Four ways cities can make great urban trails: Lessons from the Beltline

Cities across the country – big and small – are investing in linear parks and urban trails. Communities are prioritizing these important and substantial investments for a variety of important reasons: they effectively connect public assets – like parks and libraries – with diverse neighborhoods; activate underused spaces (think New York City’s High Line crafted from a former rail line); and spur economic development in nearby areas.

But designing, promoting and funding linear parks can be challenging, often spanning miles of multiple municipalities, costing hundreds of millions of dollars, with support from complicated funding models. 

Photo by Lilly WeinbergSo, what happens when three unique cities get together to talk about their signature linear parks and trails? A whole lot of learning. Knight Foundation funded an information exchange between two Knight cities, Lexington, Ky. and Miami, and Atlanta to do just that . Last month, a team from The Friends of The Underline (a 10-mile linear path in Miami-Dade) and Townbranch Commons (a 3-mile linear trail and park in downtown Lexington) met in Atlanta to have a deep-dive exchange about their future projects with the city’s Beltline team. As many know, Atlanta’s Beltline is a multi-billion dollar, 22-mile light rail and bike/pedestrian trail that has transformed the communities it passes through. While most community members love their Beltline, not everyone is thrilled. We wanted to hear it all: the good, bad and indifferent. And while we came from very different communities with unique projects, we had four shared takeaways:

  1. Prioritize Maintenance: Atlanta’s Beltline, like many public spaces across the country, has not figured out a sustainable revenue model for maintenance. If you build a world-class public asset, it is going to be used a lot. The wear and tear costs money to repair. Maintenance isn’t sexy and is often not a priority for funders. But it is critical for long-term success. And while the Beltline has been extraordinarily successful at raising funds with what are called Tax Allocation Districts, these funds can’t go towards maintenance, like many other special taxing districts do. We discussed alternative methods like the formation of a business improvement district, the monetization of fiber networks and the leasing of land. We left with an urgency to figure this out.
  2. Make Bold Commitments but Remain Nimble: The Beltline had very ambitious goals to create affordable housing and a commitment to spend equal amounts along the entire trail.
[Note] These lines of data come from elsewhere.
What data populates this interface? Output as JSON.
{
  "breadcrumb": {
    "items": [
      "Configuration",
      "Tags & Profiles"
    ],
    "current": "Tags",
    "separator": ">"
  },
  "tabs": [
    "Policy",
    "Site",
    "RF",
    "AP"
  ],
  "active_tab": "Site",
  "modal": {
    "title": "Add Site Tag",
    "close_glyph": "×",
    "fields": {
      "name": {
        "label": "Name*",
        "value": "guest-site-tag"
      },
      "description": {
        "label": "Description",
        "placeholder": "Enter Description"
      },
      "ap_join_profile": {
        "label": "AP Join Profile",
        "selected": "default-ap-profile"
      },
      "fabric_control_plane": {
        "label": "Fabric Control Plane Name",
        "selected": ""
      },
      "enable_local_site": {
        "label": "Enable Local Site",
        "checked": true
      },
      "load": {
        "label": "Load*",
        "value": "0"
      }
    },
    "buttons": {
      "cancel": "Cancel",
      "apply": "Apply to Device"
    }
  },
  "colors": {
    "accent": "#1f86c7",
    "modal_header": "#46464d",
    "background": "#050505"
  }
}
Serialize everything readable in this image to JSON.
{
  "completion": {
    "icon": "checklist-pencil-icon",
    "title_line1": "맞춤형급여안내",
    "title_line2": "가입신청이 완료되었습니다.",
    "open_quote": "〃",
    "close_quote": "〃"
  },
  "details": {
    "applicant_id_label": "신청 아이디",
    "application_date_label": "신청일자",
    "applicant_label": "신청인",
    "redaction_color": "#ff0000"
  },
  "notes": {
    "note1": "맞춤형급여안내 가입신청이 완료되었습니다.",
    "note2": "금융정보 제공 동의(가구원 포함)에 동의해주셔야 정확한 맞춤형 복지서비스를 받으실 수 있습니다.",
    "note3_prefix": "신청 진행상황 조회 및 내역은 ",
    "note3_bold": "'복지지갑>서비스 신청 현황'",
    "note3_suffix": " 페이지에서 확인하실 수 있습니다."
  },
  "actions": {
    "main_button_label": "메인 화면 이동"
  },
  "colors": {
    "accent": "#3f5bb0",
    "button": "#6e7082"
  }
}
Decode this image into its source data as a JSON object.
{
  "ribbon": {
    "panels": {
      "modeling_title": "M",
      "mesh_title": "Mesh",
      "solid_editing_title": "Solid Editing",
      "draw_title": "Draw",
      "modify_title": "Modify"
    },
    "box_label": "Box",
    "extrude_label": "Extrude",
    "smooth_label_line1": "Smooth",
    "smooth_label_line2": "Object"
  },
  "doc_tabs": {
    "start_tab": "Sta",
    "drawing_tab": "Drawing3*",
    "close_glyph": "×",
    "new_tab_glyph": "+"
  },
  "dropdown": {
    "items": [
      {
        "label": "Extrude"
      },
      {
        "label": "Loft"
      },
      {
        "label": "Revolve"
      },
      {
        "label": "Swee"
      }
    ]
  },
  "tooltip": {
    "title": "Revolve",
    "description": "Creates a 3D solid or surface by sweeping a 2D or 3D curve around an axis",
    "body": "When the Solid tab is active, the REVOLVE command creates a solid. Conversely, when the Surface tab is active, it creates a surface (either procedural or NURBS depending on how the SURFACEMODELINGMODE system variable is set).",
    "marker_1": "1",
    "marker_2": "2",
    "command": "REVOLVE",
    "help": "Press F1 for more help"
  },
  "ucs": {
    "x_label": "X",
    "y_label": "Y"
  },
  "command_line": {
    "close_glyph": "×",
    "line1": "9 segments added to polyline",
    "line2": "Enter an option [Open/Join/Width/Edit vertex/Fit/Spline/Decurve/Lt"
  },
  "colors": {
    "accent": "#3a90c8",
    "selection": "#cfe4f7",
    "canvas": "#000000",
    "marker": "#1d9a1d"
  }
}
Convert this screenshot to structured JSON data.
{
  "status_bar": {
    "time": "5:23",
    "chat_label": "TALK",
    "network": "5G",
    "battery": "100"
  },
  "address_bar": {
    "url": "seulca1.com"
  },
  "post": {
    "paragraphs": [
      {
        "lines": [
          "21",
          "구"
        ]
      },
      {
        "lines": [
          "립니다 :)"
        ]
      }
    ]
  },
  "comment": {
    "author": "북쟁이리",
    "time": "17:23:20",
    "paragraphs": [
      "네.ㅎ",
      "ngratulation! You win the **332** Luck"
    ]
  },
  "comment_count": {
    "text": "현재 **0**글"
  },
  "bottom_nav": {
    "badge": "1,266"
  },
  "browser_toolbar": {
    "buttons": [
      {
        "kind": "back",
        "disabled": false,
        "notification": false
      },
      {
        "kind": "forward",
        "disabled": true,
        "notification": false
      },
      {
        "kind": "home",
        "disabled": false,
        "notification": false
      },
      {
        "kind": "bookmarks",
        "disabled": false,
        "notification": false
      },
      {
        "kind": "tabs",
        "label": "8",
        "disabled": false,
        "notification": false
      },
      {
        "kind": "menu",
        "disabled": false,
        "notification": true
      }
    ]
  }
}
These goals backfired, for various reasons.  The affordable housing goal became quickly unattainable, while the spending allocations did not appropriately correlate with how people were using it. (The east side is used almost 10 times more than the west side). And while ambitious goals are often a good thing, there should be wiggle room to adapt with usage changes or market forces.
  3. Design and Observe for User Experience: A design review committee that is flexible and reacts to people’s observations is critical.  We experienced the Beltline first hand. It was lovely, but one thing was clear: the different users conflicted with one another. The bikers, often commuters, were sharing the same path with joggers, walkers and families with strollers. Add in electric scooters, which can go up to 15 m.p.h., and the experience gets downright scary. We also observed many joggers on the grass, which packed the soil to a degree harder than the concrete. If possible, create separate, designated lanes and think about the right material for each user.
  4. Create Strong Signage: The Beltline is working on 
    Photo by Lilly Weinberg
    improving its wayfinding and signage. This is simple but important: strong wayfinding is critical for users to find the linear trail and signage is important for the activation of spaces along the path, from restaurants and retail to parks to splashpads. The signs should be clear and helpful. We noticed a lot of signs starting with “no” or a rule. Research shows that a simple switch to more eye-opening, entertaining, positive signs boosted neighborhood pride and feelings toward the City about their park space.

We were also left wondering how technology can be better leveraged for all of the above.  We each committed to investigating this.

Thank you, Beltline team, for your openness.  You are the pioneer and a veteran in linear park design and execution. We learned an equal amount from your successes and challenges. Onwards and upwards for both The Underline and The Townbranch Commons and Park – there’s work to do be done!

Lilly Weinberg is the director, community foundations, at Knight Foundation, where she manages Knight’s $140 million investment in 18 small to midsize Knight communities.